■ **What you have to do**
Please read the records below and return each line holding the string "depends".

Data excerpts

Content starts

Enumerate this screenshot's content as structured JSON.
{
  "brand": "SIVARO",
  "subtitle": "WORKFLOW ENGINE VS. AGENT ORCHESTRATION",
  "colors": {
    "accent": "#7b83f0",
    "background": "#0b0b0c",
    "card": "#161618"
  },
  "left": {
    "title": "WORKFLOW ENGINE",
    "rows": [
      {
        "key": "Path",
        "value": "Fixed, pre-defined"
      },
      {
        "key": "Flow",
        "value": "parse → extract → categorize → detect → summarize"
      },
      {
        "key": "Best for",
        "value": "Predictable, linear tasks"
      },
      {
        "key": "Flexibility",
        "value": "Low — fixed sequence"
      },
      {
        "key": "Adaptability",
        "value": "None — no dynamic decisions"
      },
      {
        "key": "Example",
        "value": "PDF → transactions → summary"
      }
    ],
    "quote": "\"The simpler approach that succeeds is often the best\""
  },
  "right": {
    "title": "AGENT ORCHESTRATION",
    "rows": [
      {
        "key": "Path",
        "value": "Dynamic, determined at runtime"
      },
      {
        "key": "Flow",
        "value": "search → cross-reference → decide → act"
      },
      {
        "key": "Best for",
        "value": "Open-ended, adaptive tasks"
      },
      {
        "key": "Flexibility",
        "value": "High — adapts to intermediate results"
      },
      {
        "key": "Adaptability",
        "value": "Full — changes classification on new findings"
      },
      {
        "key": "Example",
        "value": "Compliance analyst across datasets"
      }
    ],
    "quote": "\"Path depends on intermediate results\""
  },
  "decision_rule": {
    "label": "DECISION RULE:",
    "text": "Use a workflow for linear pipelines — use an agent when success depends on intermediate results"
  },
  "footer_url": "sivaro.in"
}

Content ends

■ **Answer area**
    "quote": "\"Path depends on intermediate results\""
    "text": "Use a workflow for linear pipelines — use an agent when success depends on intermediate results"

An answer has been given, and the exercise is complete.